# Your assignment:
A faithful copy of all the data is the goal; omit the pictures.

# Extracted data:
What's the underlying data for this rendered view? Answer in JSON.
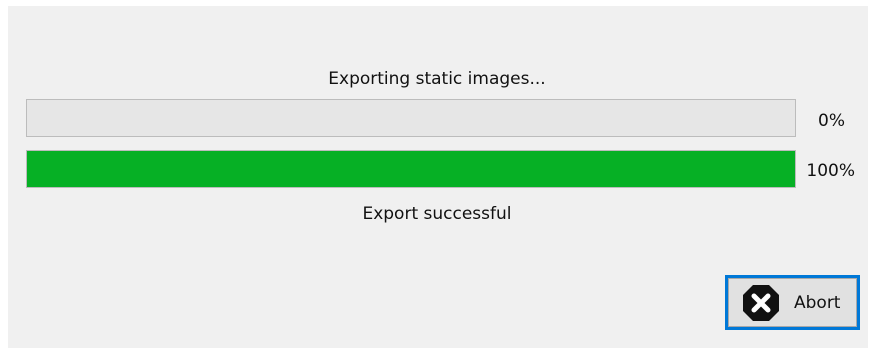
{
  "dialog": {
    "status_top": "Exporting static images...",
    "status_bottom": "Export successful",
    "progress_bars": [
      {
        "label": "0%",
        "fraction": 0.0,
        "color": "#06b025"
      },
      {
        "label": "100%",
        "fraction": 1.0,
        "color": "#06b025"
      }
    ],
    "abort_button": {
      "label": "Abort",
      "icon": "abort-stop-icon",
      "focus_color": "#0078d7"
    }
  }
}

# Output of the task:
What's the underlying data for this rendered view? Answer in JSON.
{
  "dialog": {
    "status_top": "Exporting static images...",
    "status_bottom": "Export successful",
    "progress_bars": [
      {
        "label": "0%",
        "fraction": 0.0,
        "color": "#06b025"
      },
      {
        "label": "100%",
        "fraction": 1.0,
        "color": "#06b025"
      }
    ],
    "abort_button": {
      "label": "Abort",
      "icon": "abort-stop-icon",
      "focus_color": "#0078d7"
    }
  }
}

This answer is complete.